• _WORK REQUIRED_: Using the data that follows, report how many lines include "true"; output no other text.

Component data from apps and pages
########################################

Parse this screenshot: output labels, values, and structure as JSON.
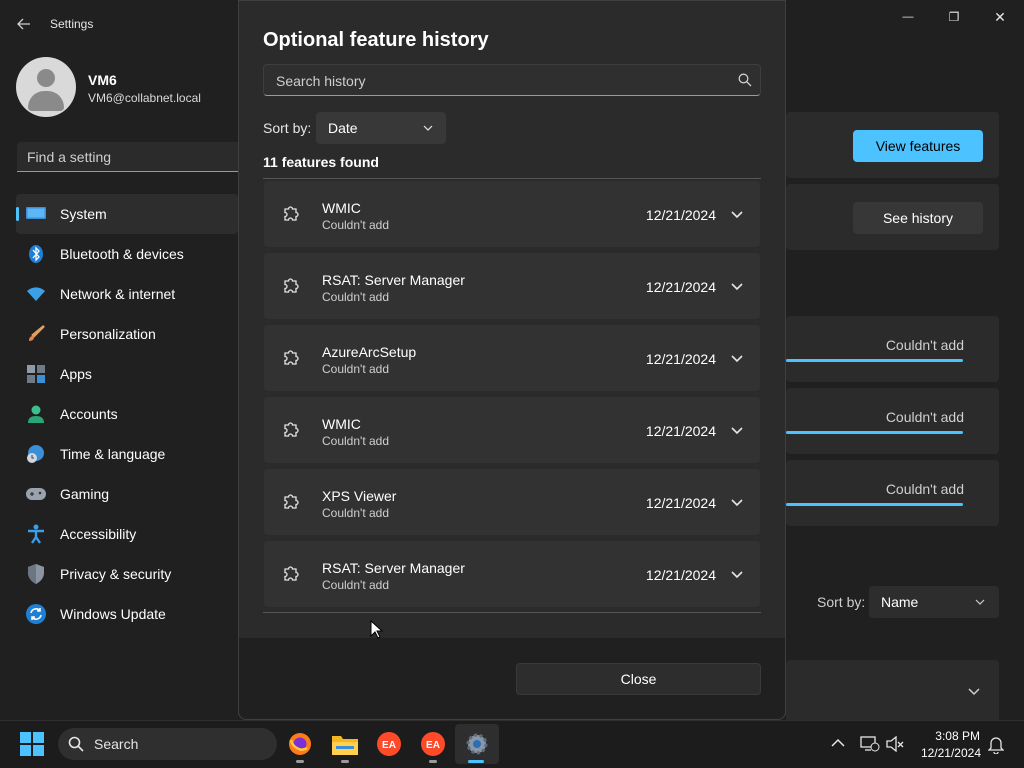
{
  "window": {
    "app_title": "Settings",
    "controls": {
      "minimize": "—",
      "maximize": "❐",
      "close": "✕"
    }
  },
  "profile": {
    "name": "VM6",
    "email": "VM6@collabnet.local"
  },
  "search": {
    "placeholder": "Find a setting"
  },
  "nav": {
    "items": [
      {
        "label": "System",
        "icon": "monitor-icon",
        "active": true
      },
      {
        "label": "Bluetooth & devices",
        "icon": "bluetooth-icon"
      },
      {
        "label": "Network & internet",
        "icon": "wifi-icon"
      },
      {
        "label": "Personalization",
        "icon": "brush-icon"
      },
      {
        "label": "Apps",
        "icon": "apps-icon"
      },
      {
        "label": "Accounts",
        "icon": "person-icon"
      },
      {
        "label": "Time & language",
        "icon": "globe-clock-icon"
      },
      {
        "label": "Gaming",
        "icon": "gamepad-icon"
      },
      {
        "label": "Accessibility",
        "icon": "accessibility-icon"
      },
      {
        "label": "Privacy & security",
        "icon": "shield-icon"
      },
      {
        "label": "Windows Update",
        "icon": "update-icon"
      }
    ]
  },
  "background": {
    "view_features": "View features",
    "see_history": "See history",
    "statuses": [
      "Couldn't add",
      "Couldn't add",
      "Couldn't add"
    ],
    "sort_by_label": "Sort by:",
    "sort_by_value": "Name"
  },
  "dialog": {
    "title": "Optional feature history",
    "search_placeholder": "Search history",
    "sort_label": "Sort by:",
    "sort_value": "Date",
    "found_text": "11 features found",
    "items": [
      {
        "name": "WMIC",
        "status": "Couldn't add",
        "date": "12/21/2024"
      },
      {
        "name": "RSAT: Server Manager",
        "status": "Couldn't add",
        "date": "12/21/2024"
      },
      {
        "name": "AzureArcSetup",
        "status": "Couldn't add",
        "date": "12/21/2024"
      },
      {
        "name": "WMIC",
        "status": "Couldn't add",
        "date": "12/21/2024"
      },
      {
        "name": "XPS Viewer",
        "status": "Couldn't add",
        "date": "12/21/2024"
      },
      {
        "name": "RSAT: Server Manager",
        "status": "Couldn't add",
        "date": "12/21/2024"
      }
    ],
    "close_label": "Close"
  },
  "taskbar": {
    "search_label": "Search",
    "apps": [
      "start-icon",
      "firefox-icon",
      "file-explorer-icon",
      "ea-icon",
      "ea-icon",
      "settings-icon"
    ],
    "time": "3:08 PM",
    "date": "12/21/2024"
  },
  "colors": {
    "accent": "#4cc2ff",
    "background": "#202020",
    "card": "#323232"
  }
}
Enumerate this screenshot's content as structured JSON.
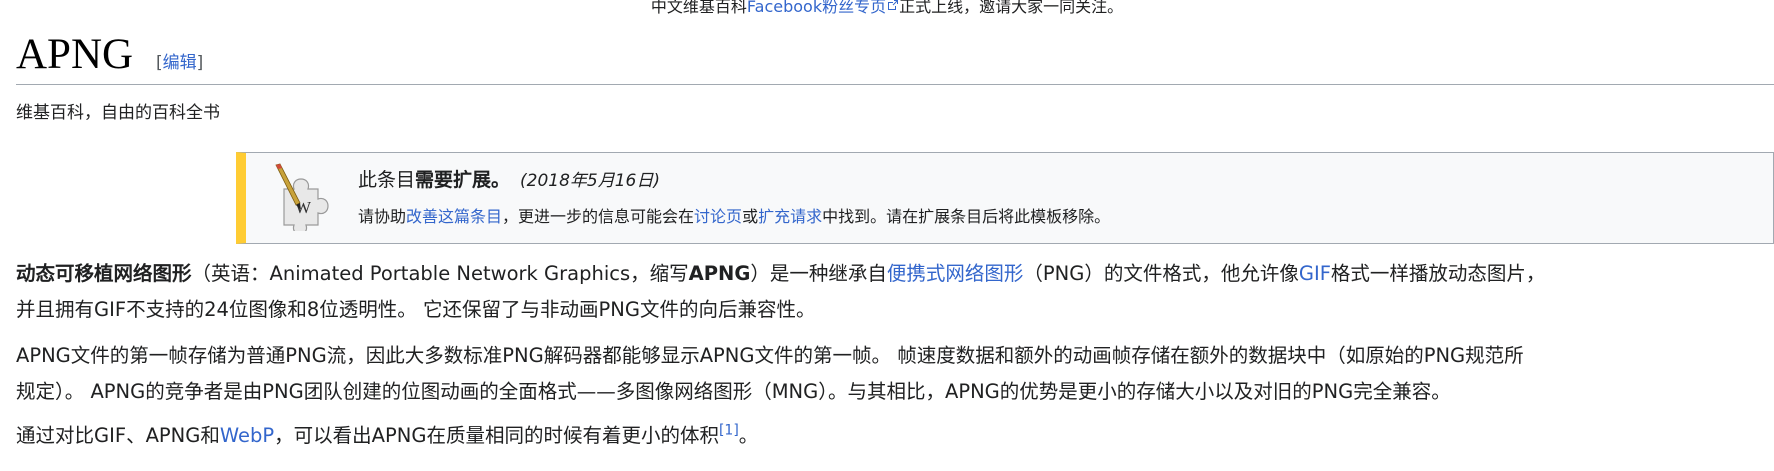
{
  "site_notice": {
    "before": "中文维基百科",
    "link": "Facebook粉丝专页",
    "after": "正式上线，邀请大家一同关注。"
  },
  "heading": {
    "title": "APNG",
    "edit_open": "[",
    "edit_label": "编辑",
    "edit_close": "]"
  },
  "tagline": "维基百科，自由的百科全书",
  "ambox": {
    "title_prefix": "此条目",
    "title_bold": "需要扩展。",
    "date": "(2018年5月16日)",
    "body_1": "请协助",
    "link_improve": "改善这篇条目",
    "body_2": "，更进一步的信息可能会在",
    "link_talk": "讨论页",
    "body_3": "或",
    "link_request": "扩充请求",
    "body_4": "中找到。请在扩展条目后将此模板移除。",
    "accent_color": "#ffcc33"
  },
  "paragraphs": {
    "p1": {
      "bold_1": "动态可移植网络图形",
      "t1": "（英语：Animated Portable Network Graphics，缩写",
      "bold_2": "APNG",
      "t2": "）是一种继承自",
      "link_png": "便携式网络图形",
      "t3": "（PNG）的文件格式，他允许像",
      "link_gif": "GIF",
      "t4": "格式一样播放动态图片，",
      "line2": "并且拥有GIF不支持的24位图像和8位透明性。 它还保留了与非动画PNG文件的向后兼容性。"
    },
    "p2": {
      "line1": "APNG文件的第一帧存储为普通PNG流，因此大多数标准PNG解码器都能够显示APNG文件的第一帧。 帧速度数据和额外的动画帧存储在额外的数据块中（如原始的PNG规范所",
      "line2": "规定）。 APNG的竞争者是由PNG团队创建的位图动画的全面格式——多图像网络图形（MNG）。与其相比，APNG的优势是更小的存储大小以及对旧的PNG完全兼容。"
    },
    "p3": {
      "t1": "通过对比GIF、APNG和",
      "link_webp": "WebP",
      "t2": "，可以看出APNG在质量相同的时候有着更小的体积",
      "ref": "[1]",
      "t3": "。"
    }
  },
  "colors": {
    "link": "#3366cc",
    "text": "#202122",
    "border": "#a2a9b1"
  }
}
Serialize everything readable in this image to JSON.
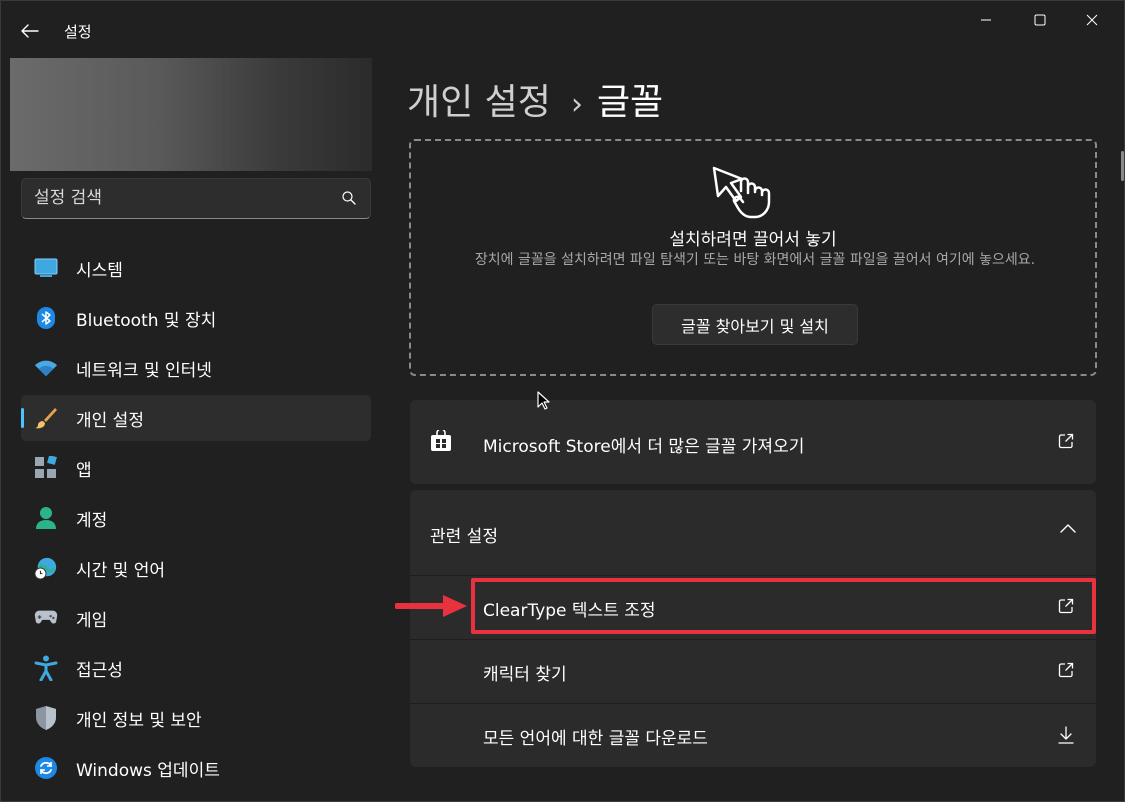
{
  "titlebar": {
    "title": "설정"
  },
  "search": {
    "placeholder": "설정 검색"
  },
  "sidebar": {
    "items": [
      {
        "label": "시스템",
        "icon": "system-icon"
      },
      {
        "label": "Bluetooth 및 장치",
        "icon": "bluetooth-icon"
      },
      {
        "label": "네트워크 및 인터넷",
        "icon": "wifi-icon"
      },
      {
        "label": "개인 설정",
        "icon": "brush-icon",
        "active": true
      },
      {
        "label": "앱",
        "icon": "apps-icon"
      },
      {
        "label": "계정",
        "icon": "account-icon"
      },
      {
        "label": "시간 및 언어",
        "icon": "time-language-icon"
      },
      {
        "label": "게임",
        "icon": "gaming-icon"
      },
      {
        "label": "접근성",
        "icon": "accessibility-icon"
      },
      {
        "label": "개인 정보 및 보안",
        "icon": "shield-icon"
      },
      {
        "label": "Windows 업데이트",
        "icon": "update-icon"
      }
    ]
  },
  "main": {
    "breadcrumb_parent": "개인 설정",
    "breadcrumb_separator": "›",
    "breadcrumb_current": "글꼴",
    "drop_zone": {
      "title": "설치하려면 끌어서 놓기",
      "description": "장치에 글꼴을 설치하려면 파일 탐색기 또는 바탕 화면에서 글꼴 파일을 끌어서 여기에 놓으세요.",
      "button_label": "글꼴 찾아보기 및 설치"
    },
    "store_card": {
      "label": "Microsoft Store에서 더 많은 글꼴 가져오기"
    },
    "related": {
      "title": "관련 설정",
      "items": [
        {
          "label": "ClearType 텍스트 조정",
          "icon": "external-link-icon"
        },
        {
          "label": "캐릭터 찾기",
          "icon": "external-link-icon"
        },
        {
          "label": "모든 언어에 대한 글꼴 다운로드",
          "icon": "download-icon"
        }
      ]
    }
  },
  "colors": {
    "accent": "#4cc2ff",
    "highlight": "#e8333f",
    "background": "#202020",
    "card": "#2b2b2b"
  }
}
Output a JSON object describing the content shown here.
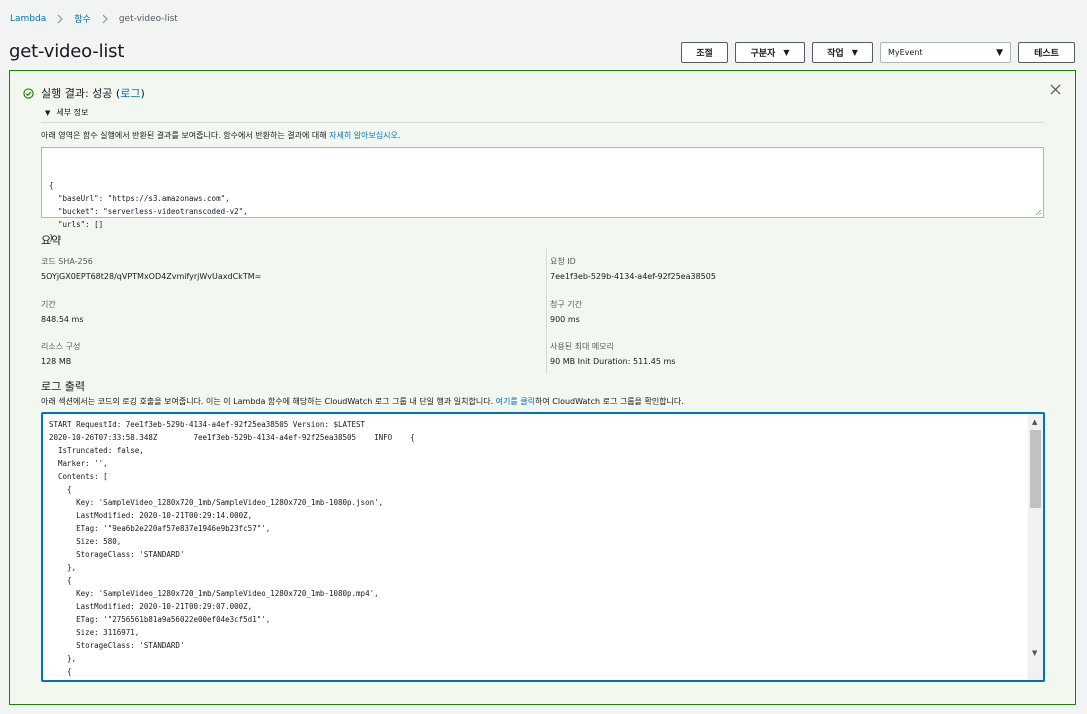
{
  "breadcrumb": {
    "items": [
      "Lambda",
      "함수"
    ],
    "current": "get-video-list"
  },
  "page_title": "get-video-list",
  "toolbar": {
    "adjust_label": "조절",
    "action_label": "구분자",
    "work_label": "작업",
    "event_select_value": "MyEvent",
    "test_label": "테스트"
  },
  "colors": {
    "success_border": "#1d8102",
    "link": "#0073bb",
    "focus": "#0073bb"
  },
  "result": {
    "status_prefix": "실행 결과: 성공 (",
    "status_link": "로그",
    "status_suffix": ")",
    "details_label": "세부 정보",
    "description_prefix": "아래 영역은 함수 실행에서 반환된 결과를 보여줍니다. 함수에서 반환하는 결과에 대해 ",
    "description_link": "자세히 알아보십시오",
    "description_suffix": ".",
    "json_output": "{\n  \"baseUrl\": \"https://s3.amazonaws.com\",\n  \"bucket\": \"serverless-videotranscoded-v2\",\n  \"urls\": []\n}"
  },
  "summary": {
    "title": "요약",
    "code_sha_label": "코드 SHA-256",
    "code_sha_value": "5OYjGX0EPT68t28/qVPTMxOD4ZvmifyrjWvUaxdCkTM=",
    "request_id_label": "요청 ID",
    "request_id_value": "7ee1f3eb-529b-4134-a4ef-92f25ea38505",
    "duration_label": "기간",
    "duration_value": "848.54 ms",
    "billed_label": "청구 기간",
    "billed_value": "900 ms",
    "resources_label": "리소스 구성",
    "resources_value": "128 MB",
    "max_memory_label": "사용된 최대 메모리",
    "max_memory_value": "90 MB Init Duration: 511.45 ms"
  },
  "log": {
    "title": "로그 출력",
    "description_prefix": "아래 섹션에서는 코드의 로깅 호출을 보여줍니다. 이는 이 Lambda 함수에 해당하는 CloudWatch 로그 그룹 내 단일 행과 일치합니다. ",
    "description_link": "여기를 클릭",
    "description_suffix": "하여 CloudWatch 로그 그룹을 확인합니다.",
    "lines": "START RequestId: 7ee1f3eb-529b-4134-a4ef-92f25ea38505 Version: $LATEST\n2020-10-26T07:33:58.348Z\t7ee1f3eb-529b-4134-a4ef-92f25ea38505\tINFO\t{\n  IsTruncated: false,\n  Marker: '',\n  Contents: [\n    {\n      Key: 'SampleVideo_1280x720_1mb/SampleVideo_1280x720_1mb-1080p.json',\n      LastModified: 2020-10-21T00:29:14.000Z,\n      ETag: '\"9ea6b2e220af57e837e1946e9b23fc57\"',\n      Size: 580,\n      StorageClass: 'STANDARD'\n    },\n    {\n      Key: 'SampleVideo_1280x720_1mb/SampleVideo_1280x720_1mb-1080p.mp4',\n      LastModified: 2020-10-21T00:29:07.000Z,\n      ETag: '\"2756561b81a9a56022e00ef04e3cf5d1\"',\n      Size: 3116971,\n      StorageClass: 'STANDARD'\n    },\n    {"
  }
}
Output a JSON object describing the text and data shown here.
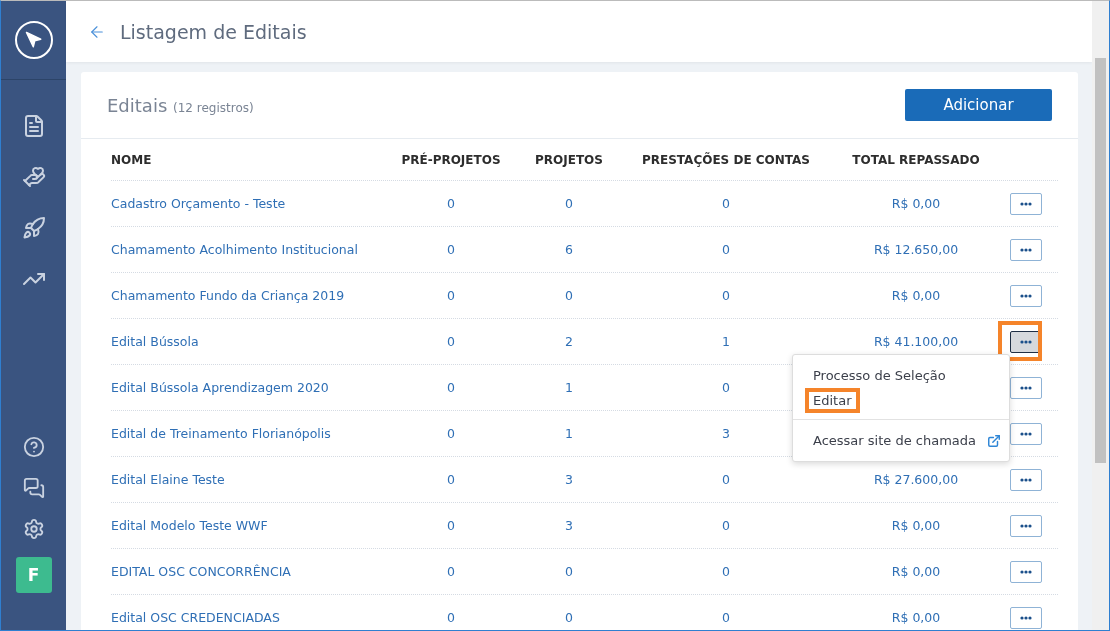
{
  "header": {
    "title": "Listagem de Editais"
  },
  "sidebar": {
    "avatar": "F"
  },
  "card": {
    "title": "Editais",
    "count": "(12 registros)",
    "add_button": "Adicionar"
  },
  "table": {
    "columns": [
      "NOME",
      "PRÉ-PROJETOS",
      "PROJETOS",
      "PRESTAÇÕES DE CONTAS",
      "TOTAL REPASSADO"
    ],
    "rows": [
      {
        "name": "Cadastro Orçamento - Teste",
        "pre_projetos": "0",
        "projetos": "0",
        "prestacoes": "0",
        "total": "R$ 0,00",
        "menu_open": false
      },
      {
        "name": "Chamamento Acolhimento Institucional",
        "pre_projetos": "0",
        "projetos": "6",
        "prestacoes": "0",
        "total": "R$ 12.650,00",
        "menu_open": false
      },
      {
        "name": "Chamamento Fundo da Criança 2019",
        "pre_projetos": "0",
        "projetos": "0",
        "prestacoes": "0",
        "total": "R$ 0,00",
        "menu_open": false
      },
      {
        "name": "Edital Bússola",
        "pre_projetos": "0",
        "projetos": "2",
        "prestacoes": "1",
        "total": "R$ 41.100,00",
        "menu_open": true
      },
      {
        "name": "Edital Bússola Aprendizagem 2020",
        "pre_projetos": "0",
        "projetos": "1",
        "prestacoes": "0",
        "menu_open": false
      },
      {
        "name": "Edital de Treinamento Florianópolis",
        "pre_projetos": "0",
        "projetos": "1",
        "prestacoes": "3",
        "menu_open": false
      },
      {
        "name": "Edital Elaine Teste",
        "pre_projetos": "0",
        "projetos": "3",
        "prestacoes": "0",
        "total": "R$ 27.600,00",
        "menu_open": false
      },
      {
        "name": "Edital Modelo Teste WWF",
        "pre_projetos": "0",
        "projetos": "3",
        "prestacoes": "0",
        "total": "R$ 0,00",
        "menu_open": false
      },
      {
        "name": "EDITAL OSC CONCORRÊNCIA",
        "pre_projetos": "0",
        "projetos": "0",
        "prestacoes": "0",
        "total": "R$ 0,00",
        "menu_open": false
      },
      {
        "name": "Edital OSC CREDENCIADAS",
        "pre_projetos": "0",
        "projetos": "0",
        "prestacoes": "0",
        "total": "R$ 0,00",
        "menu_open": false
      }
    ]
  },
  "menu": {
    "items": [
      {
        "label": "Processo de Seleção",
        "kind": "plain",
        "highlighted": false
      },
      {
        "label": "Editar",
        "kind": "plain",
        "highlighted": true
      },
      {
        "label": "Acessar site de chamada",
        "kind": "external",
        "highlighted": false
      }
    ]
  }
}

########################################

• _EXPECTED ANSWER_: 4